Per our review of The Troll Cookbook, we made one of its recipes: butter. It called for nothing more than a tight-lidded jar, a marble and some heavy whipping cream. Much of Troll Cookbook covers how-to’s on canning, sourdough starters, wild foraging and home dairy processing; heady stuff if you’re into it. We thought butter matched our capabilities of the moment, and given the extreme simplicity of the requirements, a must-do.
In practice, it took a lot more shaking than the “several minutes” described, but to be fair, it was a hot day, and hot hands likely hampered our process. Luckily, a few minutes here and there in the freezer went a long way, helping the product break and eventually — magically — butter-ize.
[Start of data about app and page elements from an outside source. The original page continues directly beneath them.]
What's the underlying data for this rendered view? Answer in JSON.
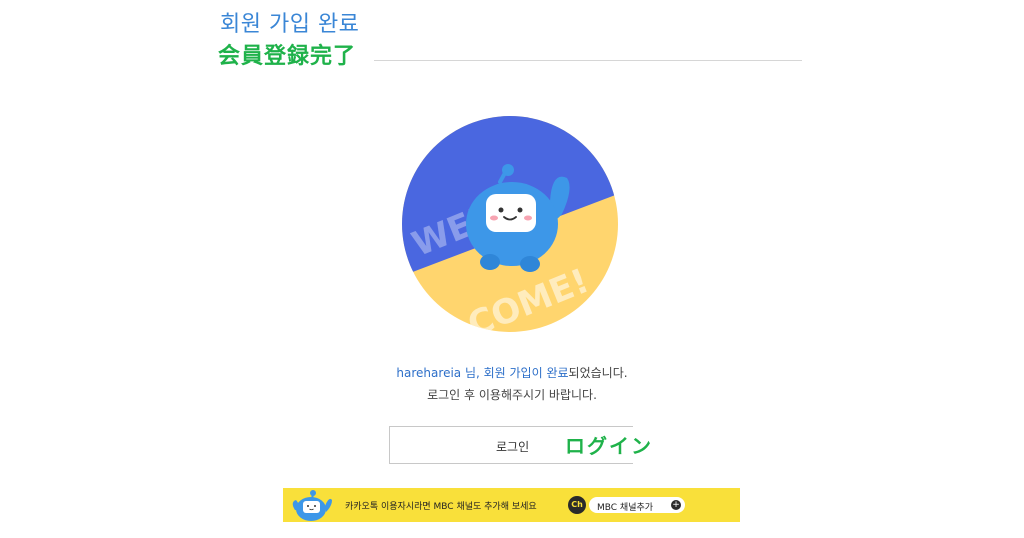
{
  "header": {
    "title_ko": "회원 가입 완료",
    "title_ja": "会員登録完了"
  },
  "welcome_image": {
    "text_top": "WEL—",
    "text_bottom": "COME!",
    "colors": {
      "top": "#4a67e0",
      "bottom": "#ffd56e",
      "mascot": "#3d97e8"
    }
  },
  "message": {
    "username": "harehareia",
    "line1_mid": " 님, ",
    "line1_highlight": "회원 가입이 완료",
    "line1_end": "되었습니다.",
    "line2": "로그인 후 이용해주시기 바랍니다."
  },
  "login": {
    "button_label": "로그인",
    "label_ja": "ログイン"
  },
  "banner": {
    "text": "카카오톡 이용자시라면 MBC 채널도 추가해 보세요",
    "ch_icon": "Ch",
    "channel_button": "MBC 채널추가",
    "plus_icon": "+",
    "background": "#f9e03a"
  }
}
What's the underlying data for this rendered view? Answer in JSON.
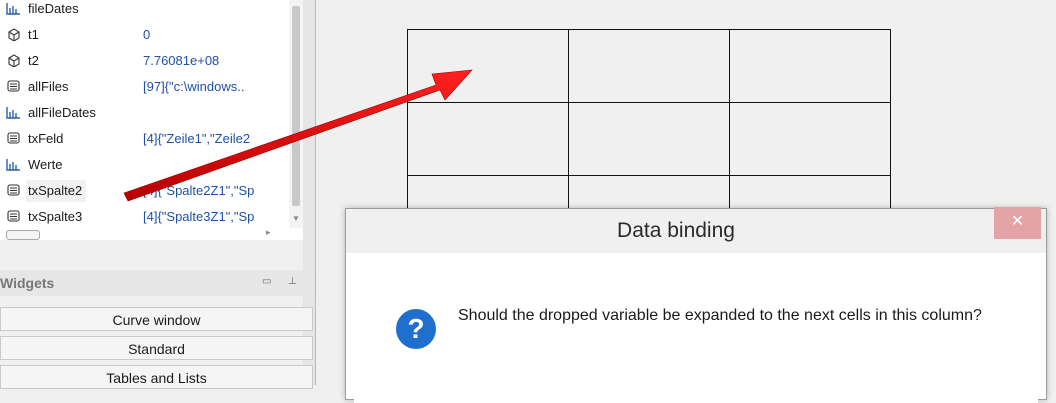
{
  "variables": [
    {
      "name": "fileDates",
      "value": "",
      "icon": "array-chart-icon"
    },
    {
      "name": "t1",
      "value": "0",
      "icon": "cube-icon"
    },
    {
      "name": "t2",
      "value": "7.76081e+08",
      "icon": "cube-icon"
    },
    {
      "name": "allFiles",
      "value": "[97]{\"c:\\windows..",
      "icon": "list-icon"
    },
    {
      "name": "allFileDates",
      "value": "",
      "icon": "array-chart-icon"
    },
    {
      "name": "txFeld",
      "value": "[4]{\"Zeile1\",\"Zeile2",
      "icon": "list-icon"
    },
    {
      "name": "Werte",
      "value": "",
      "icon": "array-chart-icon"
    },
    {
      "name": "txSpalte2",
      "value": "[4]{\"Spalte2Z1\",\"Sp",
      "icon": "list-icon"
    },
    {
      "name": "txSpalte3",
      "value": "[4]{\"Spalte3Z1\",\"Sp",
      "icon": "list-icon"
    }
  ],
  "widgets": {
    "title": "Widgets",
    "buttons": [
      "Curve window",
      "Standard",
      "Tables and Lists"
    ]
  },
  "dialog": {
    "title": "Data binding",
    "close_label": "✕",
    "message": "Should the dropped variable be expanded to the next cells in this column?",
    "icon_glyph": "?"
  },
  "colors": {
    "arrow": "#ee1111",
    "value_text": "#2050a8",
    "question_icon": "#1f6fcf",
    "close_button": "#e2a4a4"
  }
}
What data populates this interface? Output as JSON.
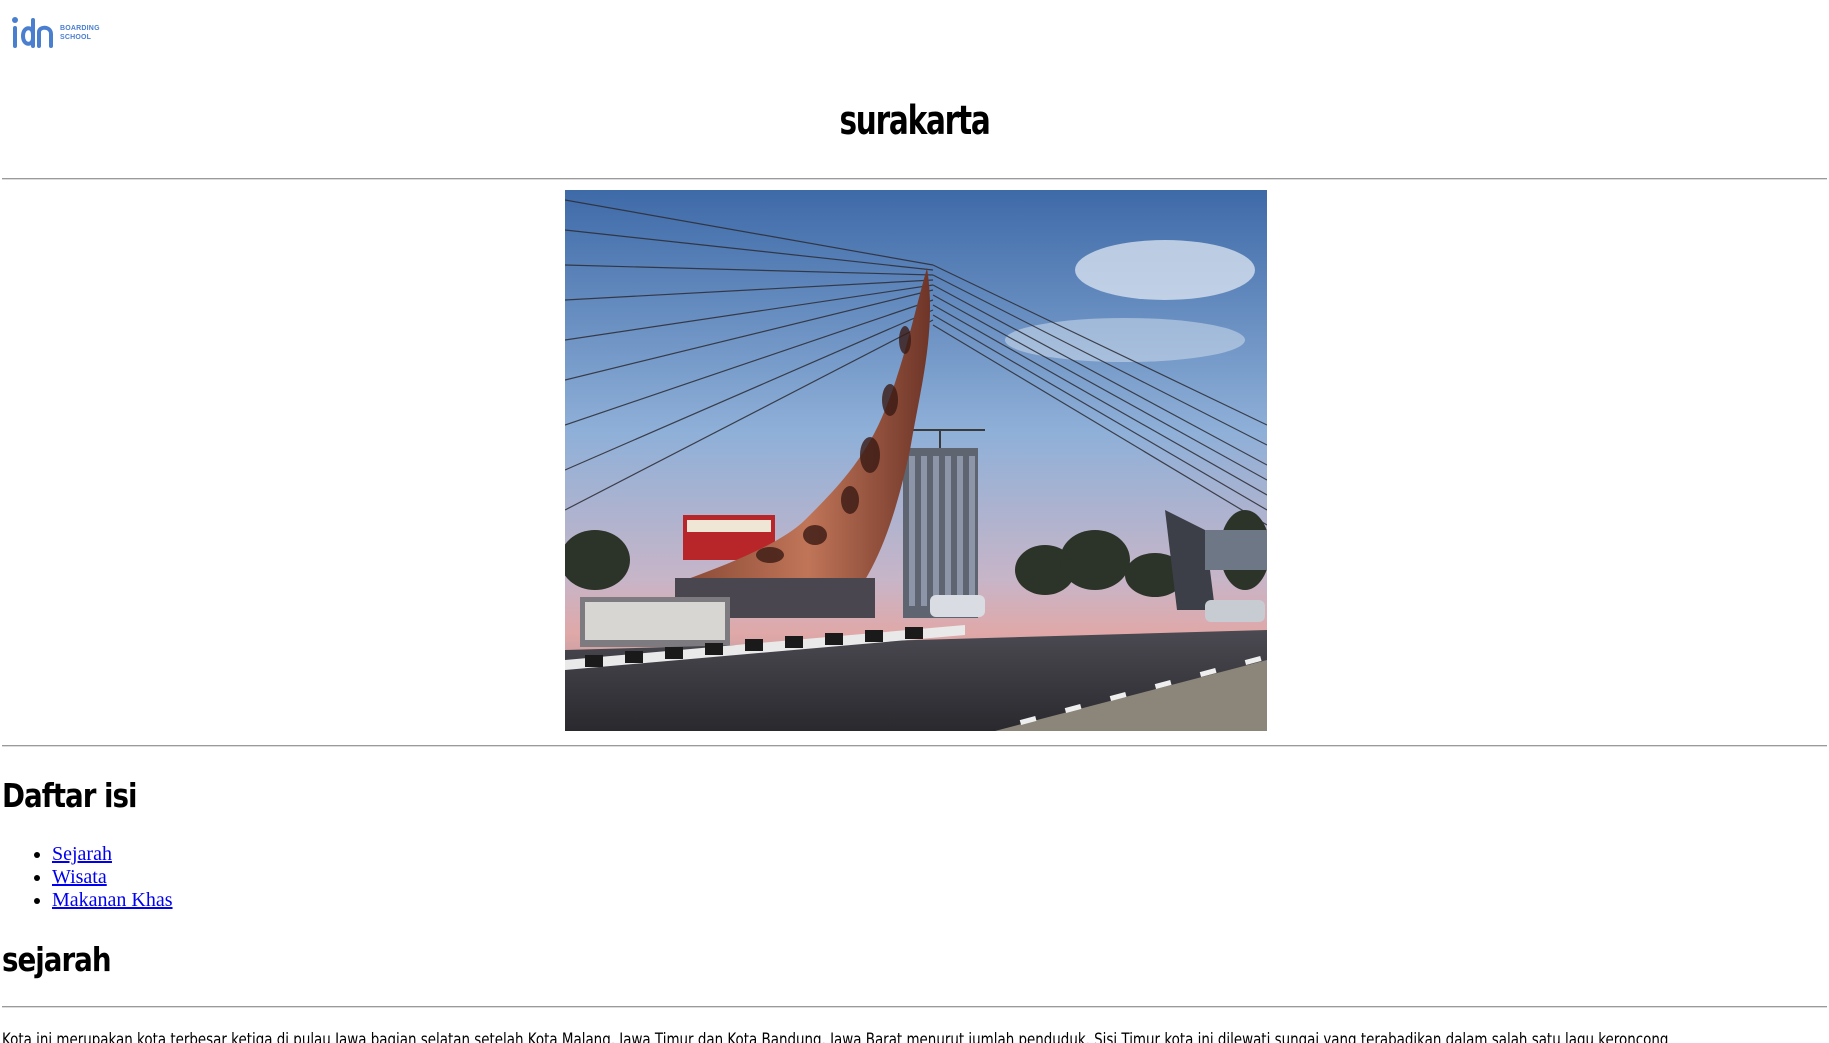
{
  "header": {
    "logo": {
      "icon": "idn-logo-icon",
      "brand_color": "#4a7fd0",
      "line1": "BOARDING",
      "line2": "SCHOOL"
    }
  },
  "main": {
    "title": "surakarta",
    "hero_image": {
      "alt": "surakarta"
    },
    "toc": {
      "heading": "Daftar isi",
      "items": [
        {
          "label": "Sejarah"
        },
        {
          "label": "Wisata"
        },
        {
          "label": "Makanan Khas"
        }
      ]
    },
    "sections": {
      "sejarah": {
        "heading": "sejarah",
        "paragraph": "Kota ini merupakan kota terbesar ketiga di pulau Jawa bagian selatan setelah Kota Malang, Jawa Timur dan Kota Bandung, Jawa Barat menurut jumlah penduduk. Sisi Timur kota ini dilewati sungai yang terabadikan dalam salah satu lagu keroncong"
      }
    }
  },
  "colors": {
    "link": "#0000ee",
    "rule": "#9a9a9a",
    "text": "#000000"
  }
}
Even after another mishap, since I also tried extracting the butter too early, and the mass of it broke apart in my bowl. (I recovered butter, but not buttermilk.) Efforts were indeed rewarded however, and the product tasted like real, rich butter. In the future, armed with a bit of experience, we’d experiment using raw cream, as well as with salted and flavored options.
Our thanks to co-authors Clint Marsh and Karima Cammell, who let us share the recipe:
Impatient trolls have been known to prepare this recipe by shaking an entire cow, but this can make the butter difficult to extract. Humans have better luck using a jar full of cream and a marble.
A jar with a tight-fitting lid
2 cups of heavy whipping cream (use raw unpasteurized cream if making traditional buttermilk)
1 bowl of ice water
Salt (for salted butter)
Making butter is essentially the same as making whipped cream, except with more shaking and no sugar. If you add a marble to the jar it will speed the process of agitation as it bounces around in the cream. Fill the jar with the cream, drop in the marble, seal the lid on tightly and shake the jar vigorously for several minutes. Continue shaking util you feel the cream “break” — the butterfat separating and solidifying, its thick mass whacking against the sides of the jar. When it has done this, open the jar, remove the butter, and set it in a dry bowl. (Don’t forget to pick out the marble and lick it clean.) The fluid left in the jar is low-fat milk, as all the milkfat has clumped into the butter, and can be drank or saved for cooking with later. (If you are using raw cream, the natural bacteria found in the liquid makes it cultured buttermilk, the byproduct found in butter churns throughout most of history.) Pour a cup of cold water over the butter and press it gently with a spatula to coax out more of the buttermilk. Drain the water from the bowl and repeat, pouring, pressing and draining until the liquid coming from the butter is clear. If you are making salted butter add salt to taste, kneading it in. Wrap the butter in waxed paper or spoon it into a butter crock, a specialized container that submerges the butter underwater to keep it fresh longer.
[Image: Edie Crawford]